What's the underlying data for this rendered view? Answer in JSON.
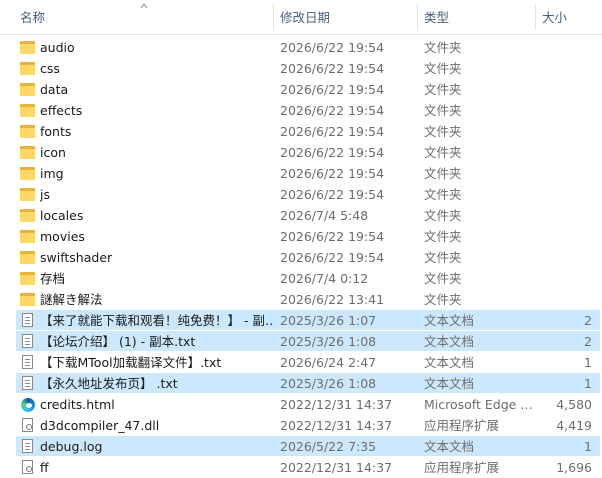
{
  "header": {
    "name": "名称",
    "date": "修改日期",
    "type": "类型",
    "size": "大小"
  },
  "files": [
    {
      "name": "audio",
      "date": "2026/6/22 19:54",
      "type": "文件夹",
      "size": "",
      "icon": "folder-icon",
      "selected": false
    },
    {
      "name": "css",
      "date": "2026/6/22 19:54",
      "type": "文件夹",
      "size": "",
      "icon": "folder-icon",
      "selected": false
    },
    {
      "name": "data",
      "date": "2026/6/22 19:54",
      "type": "文件夹",
      "size": "",
      "icon": "folder-icon",
      "selected": false
    },
    {
      "name": "effects",
      "date": "2026/6/22 19:54",
      "type": "文件夹",
      "size": "",
      "icon": "folder-icon",
      "selected": false
    },
    {
      "name": "fonts",
      "date": "2026/6/22 19:54",
      "type": "文件夹",
      "size": "",
      "icon": "folder-icon",
      "selected": false
    },
    {
      "name": "icon",
      "date": "2026/6/22 19:54",
      "type": "文件夹",
      "size": "",
      "icon": "folder-icon",
      "selected": false
    },
    {
      "name": "img",
      "date": "2026/6/22 19:54",
      "type": "文件夹",
      "size": "",
      "icon": "folder-icon",
      "selected": false
    },
    {
      "name": "js",
      "date": "2026/6/22 19:54",
      "type": "文件夹",
      "size": "",
      "icon": "folder-icon",
      "selected": false
    },
    {
      "name": "locales",
      "date": "2026/7/4 5:48",
      "type": "文件夹",
      "size": "",
      "icon": "folder-icon",
      "selected": false
    },
    {
      "name": "movies",
      "date": "2026/6/22 19:54",
      "type": "文件夹",
      "size": "",
      "icon": "folder-icon",
      "selected": false
    },
    {
      "name": "swiftshader",
      "date": "2026/6/22 19:54",
      "type": "文件夹",
      "size": "",
      "icon": "folder-icon",
      "selected": false
    },
    {
      "name": "存档",
      "date": "2026/7/4 0:12",
      "type": "文件夹",
      "size": "",
      "icon": "folder-icon",
      "selected": false
    },
    {
      "name": "謎解き解法",
      "date": "2026/6/22 13:41",
      "type": "文件夹",
      "size": "",
      "icon": "folder-icon",
      "selected": false
    },
    {
      "name": "【来了就能下载和观看！纯免费！】 - 副…",
      "date": "2025/3/26 1:07",
      "type": "文本文档",
      "size": "2",
      "icon": "text-file-icon",
      "selected": true
    },
    {
      "name": "【论坛介绍】 (1) - 副本.txt",
      "date": "2025/3/26 1:08",
      "type": "文本文档",
      "size": "2",
      "icon": "text-file-icon",
      "selected": true
    },
    {
      "name": "【下载MTool加载翻译文件】.txt",
      "date": "2026/6/24 2:47",
      "type": "文本文档",
      "size": "1",
      "icon": "text-file-icon",
      "selected": false
    },
    {
      "name": "【永久地址发布页】 .txt",
      "date": "2025/3/26 1:08",
      "type": "文本文档",
      "size": "1",
      "icon": "text-file-icon",
      "selected": true
    },
    {
      "name": "credits.html",
      "date": "2022/12/31 14:37",
      "type": "Microsoft Edge …",
      "size": "4,580",
      "icon": "edge-icon",
      "selected": false
    },
    {
      "name": "d3dcompiler_47.dll",
      "date": "2022/12/31 14:37",
      "type": "应用程序扩展",
      "size": "4,419",
      "icon": "dll-file-icon",
      "selected": false
    },
    {
      "name": "debug.log",
      "date": "2026/5/22 7:35",
      "type": "文本文档",
      "size": "1",
      "icon": "text-file-icon",
      "selected": true
    },
    {
      "name": "ff",
      "date": "2022/12/31 14:37",
      "type": "应用程序扩展",
      "size": "1,696",
      "icon": "dll-file-icon",
      "selected": false
    }
  ]
}
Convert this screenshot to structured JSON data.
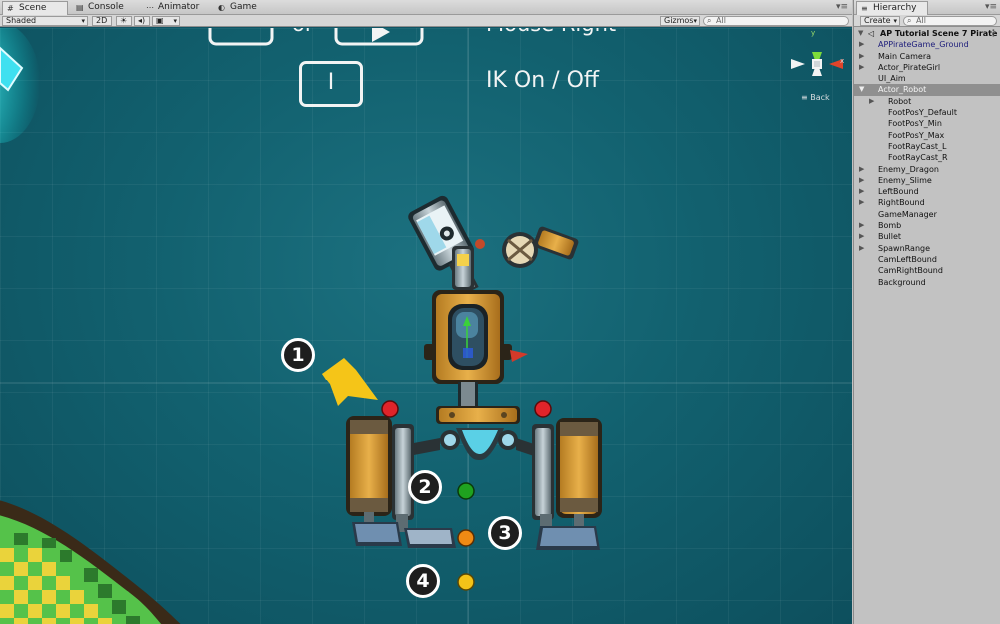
{
  "scene_panel": {
    "tabs": [
      {
        "label": "Scene",
        "icon": "scene-icon"
      },
      {
        "label": "Console",
        "icon": "console-icon"
      },
      {
        "label": "Animator",
        "icon": "animator-icon"
      },
      {
        "label": "Game",
        "icon": "game-icon"
      }
    ],
    "toolbar": {
      "shading_mode": "Shaded",
      "mode_2d": "2D",
      "gizmos_label": "Gizmos",
      "search_placeholder": "All"
    },
    "view": {
      "key_hint_caption": "IK On / Off",
      "key_hint_key": "I",
      "partial_caption_top": "Mouse Right",
      "partial_key_text": "or",
      "gizmo_back_label": "Back",
      "gizmo_axes": {
        "y": "y",
        "x": "x"
      }
    },
    "callouts": [
      "1",
      "2",
      "3",
      "4"
    ],
    "handle_colors": {
      "red": "#e0242a",
      "green": "#1fa21f",
      "orange": "#f08a14",
      "yellow": "#f4c318"
    },
    "arrow_color": "#f5c518"
  },
  "hierarchy_panel": {
    "tab_label": "Hierarchy",
    "create_label": "Create",
    "search_placeholder": "All",
    "scene_name": "AP Tutorial Scene 7 Pirate",
    "items": [
      {
        "label": "APPirateGame_Ground",
        "indent": 1,
        "expand": "closed",
        "style": "prefab"
      },
      {
        "label": "Main Camera",
        "indent": 1,
        "expand": "closed",
        "style": "normal"
      },
      {
        "label": "Actor_PirateGirl",
        "indent": 1,
        "expand": "closed",
        "style": "normal"
      },
      {
        "label": "UI_Aim",
        "indent": 1,
        "expand": "none",
        "style": "normal"
      },
      {
        "label": "Actor_Robot",
        "indent": 1,
        "expand": "open",
        "style": "selected"
      },
      {
        "label": "Robot",
        "indent": 2,
        "expand": "closed",
        "style": "normal"
      },
      {
        "label": "FootPosY_Default",
        "indent": 2,
        "expand": "none",
        "style": "normal"
      },
      {
        "label": "FootPosY_Min",
        "indent": 2,
        "expand": "none",
        "style": "normal"
      },
      {
        "label": "FootPosY_Max",
        "indent": 2,
        "expand": "none",
        "style": "normal"
      },
      {
        "label": "FootRayCast_L",
        "indent": 2,
        "expand": "none",
        "style": "normal"
      },
      {
        "label": "FootRayCast_R",
        "indent": 2,
        "expand": "none",
        "style": "normal"
      },
      {
        "label": "Enemy_Dragon",
        "indent": 1,
        "expand": "closed",
        "style": "normal"
      },
      {
        "label": "Enemy_Slime",
        "indent": 1,
        "expand": "closed",
        "style": "normal"
      },
      {
        "label": "LeftBound",
        "indent": 1,
        "expand": "closed",
        "style": "normal"
      },
      {
        "label": "RightBound",
        "indent": 1,
        "expand": "closed",
        "style": "normal"
      },
      {
        "label": "GameManager",
        "indent": 1,
        "expand": "none",
        "style": "normal"
      },
      {
        "label": "Bomb",
        "indent": 1,
        "expand": "closed",
        "style": "normal"
      },
      {
        "label": "Bullet",
        "indent": 1,
        "expand": "closed",
        "style": "normal"
      },
      {
        "label": "SpawnRange",
        "indent": 1,
        "expand": "closed",
        "style": "normal"
      },
      {
        "label": "CamLeftBound",
        "indent": 1,
        "expand": "none",
        "style": "normal"
      },
      {
        "label": "CamRightBound",
        "indent": 1,
        "expand": "none",
        "style": "normal"
      },
      {
        "label": "Background",
        "indent": 1,
        "expand": "none",
        "style": "normal"
      }
    ]
  }
}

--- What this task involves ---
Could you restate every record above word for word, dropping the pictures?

--- Response to the exercise ---
What's the underlying data for this rendered view? Answer in JSON.
{
  "header": {
    "name": "名称",
    "date": "修改日期",
    "type": "类型",
    "size": "大小"
  },
  "files": [
    {
      "name": "audio",
      "date": "2026/6/22 19:54",
      "type": "文件夹",
      "size": "",
      "icon": "folder-icon",
      "selected": false
    },
    {
      "name": "css",
      "date": "2026/6/22 19:54",
      "type": "文件夹",
      "size": "",
      "icon": "folder-icon",
      "selected": false
    },
    {
      "name": "data",
      "date": "2026/6/22 19:54",
      "type": "文件夹",
      "size": "",
      "icon": "folder-icon",
      "selected": false
    },
    {
      "name": "effects",
      "date": "2026/6/22 19:54",
      "type": "文件夹",
      "size": "",
      "icon": "folder-icon",
      "selected": false
    },
    {
      "name": "fonts",
      "date": "2026/6/22 19:54",
      "type": "文件夹",
      "size": "",
      "icon": "folder-icon",
      "selected": false
    },
    {
      "name": "icon",
      "date": "2026/6/22 19:54",
      "type": "文件夹",
      "size": "",
      "icon": "folder-icon",
      "selected": false
    },
    {
      "name": "img",
      "date": "2026/6/22 19:54",
      "type": "文件夹",
      "size": "",
      "icon": "folder-icon",
      "selected": false
    },
    {
      "name": "js",
      "date": "2026/6/22 19:54",
      "type": "文件夹",
      "size": "",
      "icon": "folder-icon",
      "selected": false
    },
    {
      "name": "locales",
      "date": "2026/7/4 5:48",
      "type": "文件夹",
      "size": "",
      "icon": "folder-icon",
      "selected": false
    },
    {
      "name": "movies",
      "date": "2026/6/22 19:54",
      "type": "文件夹",
      "size": "",
      "icon": "folder-icon",
      "selected": false
    },
    {
      "name": "swiftshader",
      "date": "2026/6/22 19:54",
      "type": "文件夹",
      "size": "",
      "icon": "folder-icon",
      "selected": false
    },
    {
      "name": "存档",
      "date": "2026/7/4 0:12",
      "type": "文件夹",
      "size": "",
      "icon": "folder-icon",
      "selected": false
    },
    {
      "name": "謎解き解法",
      "date": "2026/6/22 13:41",
      "type": "文件夹",
      "size": "",
      "icon": "folder-icon",
      "selected": false
    },
    {
      "name": "【来了就能下载和观看！纯免费！】 - 副…",
      "date": "2025/3/26 1:07",
      "type": "文本文档",
      "size": "2",
      "icon": "text-file-icon",
      "selected": true
    },
    {
      "name": "【论坛介绍】 (1) - 副本.txt",
      "date": "2025/3/26 1:08",
      "type": "文本文档",
      "size": "2",
      "icon": "text-file-icon",
      "selected": true
    },
    {
      "name": "【下载MTool加载翻译文件】.txt",
      "date": "2026/6/24 2:47",
      "type": "文本文档",
      "size": "1",
      "icon": "text-file-icon",
      "selected": false
    },
    {
      "name": "【永久地址发布页】 .txt",
      "date": "2025/3/26 1:08",
      "type": "文本文档",
      "size": "1",
      "icon": "text-file-icon",
      "selected": true
    },
    {
      "name": "credits.html",
      "date": "2022/12/31 14:37",
      "type": "Microsoft Edge …",
      "size": "4,580",
      "icon": "edge-icon",
      "selected": false
    },
    {
      "name": "d3dcompiler_47.dll",
      "date": "2022/12/31 14:37",
      "type": "应用程序扩展",
      "size": "4,419",
      "icon": "dll-file-icon",
      "selected": false
    },
    {
      "name": "debug.log",
      "date": "2026/5/22 7:35",
      "type": "文本文档",
      "size": "1",
      "icon": "text-file-icon",
      "selected": true
    },
    {
      "name": "ff",
      "date": "2022/12/31 14:37",
      "type": "应用程序扩展",
      "size": "1,696",
      "icon": "dll-file-icon",
      "selected": false
    }
  ]
}
Convert this screenshot to structured JSON data.
{
  "scene_panel": {
    "tabs": [
      {
        "label": "Scene",
        "icon": "scene-icon"
      },
      {
        "label": "Console",
        "icon": "console-icon"
      },
      {
        "label": "Animator",
        "icon": "animator-icon"
      },
      {
        "label": "Game",
        "icon": "game-icon"
      }
    ],
    "toolbar": {
      "shading_mode": "Shaded",
      "mode_2d": "2D",
      "gizmos_label": "Gizmos",
      "search_placeholder": "All"
    },
    "view": {
      "key_hint_caption": "IK On / Off",
      "key_hint_key": "I",
      "partial_caption_top": "Mouse Right",
      "partial_key_text": "or",
      "gizmo_back_label": "Back",
      "gizmo_axes": {
        "y": "y",
        "x": "x"
      }
    },
    "callouts": [
      "1",
      "2",
      "3",
      "4"
    ],
    "handle_colors": {
      "red": "#e0242a",
      "green": "#1fa21f",
      "orange": "#f08a14",
      "yellow": "#f4c318"
    },
    "arrow_color": "#f5c518"
  },
  "hierarchy_panel": {
    "tab_label": "Hierarchy",
    "create_label": "Create",
    "search_placeholder": "All",
    "scene_name": "AP Tutorial Scene 7 Pirate",
    "items": [
      {
        "label": "APPirateGame_Ground",
        "indent": 1,
        "expand": "closed",
        "style": "prefab"
      },
      {
        "label": "Main Camera",
        "indent": 1,
        "expand": "closed",
        "style": "normal"
      },
      {
        "label": "Actor_PirateGirl",
        "indent": 1,
        "expand": "closed",
        "style": "normal"
      },
      {
        "label": "UI_Aim",
        "indent": 1,
        "expand": "none",
        "style": "normal"
      },
      {
        "label": "Actor_Robot",
        "indent": 1,
        "expand": "open",
        "style": "selected"
      },
      {
        "label": "Robot",
        "indent": 2,
        "expand": "closed",
        "style": "normal"
      },
      {
        "label": "FootPosY_Default",
        "indent": 2,
        "expand": "none",
        "style": "normal"
      },
      {
        "label": "FootPosY_Min",
        "indent": 2,
        "expand": "none",
        "style": "normal"
      },
      {
        "label": "FootPosY_Max",
        "indent": 2,
        "expand": "none",
        "style": "normal"
      },
      {
        "label": "FootRayCast_L",
        "indent": 2,
        "expand": "none",
        "style": "normal"
      },
      {
        "label": "FootRayCast_R",
        "indent": 2,
        "expand": "none",
        "style": "normal"
      },
      {
        "label": "Enemy_Dragon",
        "indent": 1,
        "expand": "closed",
        "style": "normal"
      },
      {
        "label": "Enemy_Slime",
        "indent": 1,
        "expand": "closed",
        "style": "normal"
      },
      {
        "label": "LeftBound",
        "indent": 1,
        "expand": "closed",
        "style": "normal"
      },
      {
        "label": "RightBound",
        "indent": 1,
        "expand": "closed",
        "style": "normal"
      },
      {
        "label": "GameManager",
        "indent": 1,
        "expand": "none",
        "style": "normal"
      },
      {
        "label": "Bomb",
        "indent": 1,
        "expand": "closed",
        "style": "normal"
      },
      {
        "label": "Bullet",
        "indent": 1,
        "expand": "closed",
        "style": "normal"
      },
      {
        "label": "SpawnRange",
        "indent": 1,
        "expand": "closed",
        "style": "normal"
      },
      {
        "label": "CamLeftBound",
        "indent": 1,
        "expand": "none",
        "style": "normal"
      },
      {
        "label": "CamRightBound",
        "indent": 1,
        "expand": "none",
        "style": "normal"
      },
      {
        "label": "Background",
        "indent": 1,
        "expand": "none",
        "style": "normal"
      }
    ]
  }
}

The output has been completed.